There are several limitations to this study. First, secondary data of this sort have inherent problem of relying on physicians or coders to correctly document diagnoses. It is likely that some diagnoses that may not seem salient to the hospitalization at hand are not recorded yet may have improved the estimates from these analyses had they been. While it would be preferable to have the ability to perform a quality-check on the diagnostic codes within the dataset it is not possible within this dataset. Second, the unit of analysis for the NIS is the hospitalization and not the individual and multiple hospitalizations by the same person could be present within the data. There is no way to estimate how often repeat admissions occur within the data. The results are still representative of hospitalizations occurring within this group and thus provide insight as to where efforts might be best spent for prevention of pneumonia. Finally, risk in this study is based on statistical methods of a limited number of after the fact diagnoses that may not accurately represent the risk that practitioners are able to estimate by clinical examination. It would have been ideal to have such information to include in this study but that was not possible with the data sources utilized for this study.
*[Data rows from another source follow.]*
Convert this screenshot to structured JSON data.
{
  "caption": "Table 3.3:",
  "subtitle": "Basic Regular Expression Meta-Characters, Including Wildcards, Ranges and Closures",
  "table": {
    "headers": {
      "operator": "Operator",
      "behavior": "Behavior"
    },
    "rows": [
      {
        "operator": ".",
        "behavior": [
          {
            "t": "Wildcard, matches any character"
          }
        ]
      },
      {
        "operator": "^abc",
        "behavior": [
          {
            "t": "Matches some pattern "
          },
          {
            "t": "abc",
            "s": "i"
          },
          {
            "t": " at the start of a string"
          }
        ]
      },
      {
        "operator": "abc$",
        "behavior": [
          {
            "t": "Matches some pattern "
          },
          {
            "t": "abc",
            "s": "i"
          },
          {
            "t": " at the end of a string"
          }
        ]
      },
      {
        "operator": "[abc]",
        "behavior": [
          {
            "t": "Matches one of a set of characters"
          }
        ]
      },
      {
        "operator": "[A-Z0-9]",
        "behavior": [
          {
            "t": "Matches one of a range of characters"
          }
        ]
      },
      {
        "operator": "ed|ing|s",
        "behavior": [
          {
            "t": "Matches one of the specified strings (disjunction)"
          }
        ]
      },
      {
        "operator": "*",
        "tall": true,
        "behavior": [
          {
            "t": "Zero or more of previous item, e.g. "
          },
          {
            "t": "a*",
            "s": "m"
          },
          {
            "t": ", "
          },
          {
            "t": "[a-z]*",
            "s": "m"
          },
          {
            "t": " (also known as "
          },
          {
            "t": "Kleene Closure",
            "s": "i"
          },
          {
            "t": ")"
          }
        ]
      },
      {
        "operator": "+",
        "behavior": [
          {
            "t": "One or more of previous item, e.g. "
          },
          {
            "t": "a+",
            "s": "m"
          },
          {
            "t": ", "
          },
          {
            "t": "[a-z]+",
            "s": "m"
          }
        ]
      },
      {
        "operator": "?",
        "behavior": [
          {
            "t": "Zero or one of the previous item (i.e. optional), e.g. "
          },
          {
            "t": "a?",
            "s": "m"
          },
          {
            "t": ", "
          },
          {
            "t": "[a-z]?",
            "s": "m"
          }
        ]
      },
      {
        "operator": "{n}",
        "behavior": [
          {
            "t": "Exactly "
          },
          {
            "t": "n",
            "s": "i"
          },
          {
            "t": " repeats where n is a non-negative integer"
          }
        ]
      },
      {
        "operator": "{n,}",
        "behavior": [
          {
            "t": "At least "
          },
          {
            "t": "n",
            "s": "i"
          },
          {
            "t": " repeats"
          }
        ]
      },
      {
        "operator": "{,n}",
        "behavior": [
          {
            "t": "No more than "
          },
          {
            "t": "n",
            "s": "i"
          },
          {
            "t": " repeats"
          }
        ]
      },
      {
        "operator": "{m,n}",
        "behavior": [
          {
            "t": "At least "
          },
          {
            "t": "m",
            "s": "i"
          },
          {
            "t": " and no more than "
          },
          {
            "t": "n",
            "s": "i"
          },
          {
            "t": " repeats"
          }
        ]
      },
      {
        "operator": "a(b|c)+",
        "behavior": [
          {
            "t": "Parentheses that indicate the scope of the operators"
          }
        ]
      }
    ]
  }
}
Many questions remain to be answered about pneumonia prevention after stroke. Foremost, it is not clear how well dysphagia treatments prevent pneumonia. In practice, multiple treatments and strategies are utilized in various combinations in attempt to decrease aspiration, and treatments are often tailored to the individual. One study evaluated the incidence of pneumonia in a population with stroke after implementation of a comprehensive dysphagia treatment program resulted in a 3 month incidence of pneumonia of 1.8%, considerably lower than the 8.1% prevalence found in this study.11
Two studies have shown that a formal dysphagia screening program reduces aspiration pneumonia, and one completely eliminated it, though the diagnostic criteria for aspiration pneumonia are not provided. 24, 26
It is also not clear, if it is presumed that dysphagia treatment is effective, which screening method is best. While the videofluoroscopic swallowing study is considered the best instrument for diagnosing dysphagia and determining the best treatment the examination protocol has not been standardized and thus effectiveness is likely to vary.27
It’s also not clear whether using such a method for dysphagia screening in all stroke survivors would be cost-effective.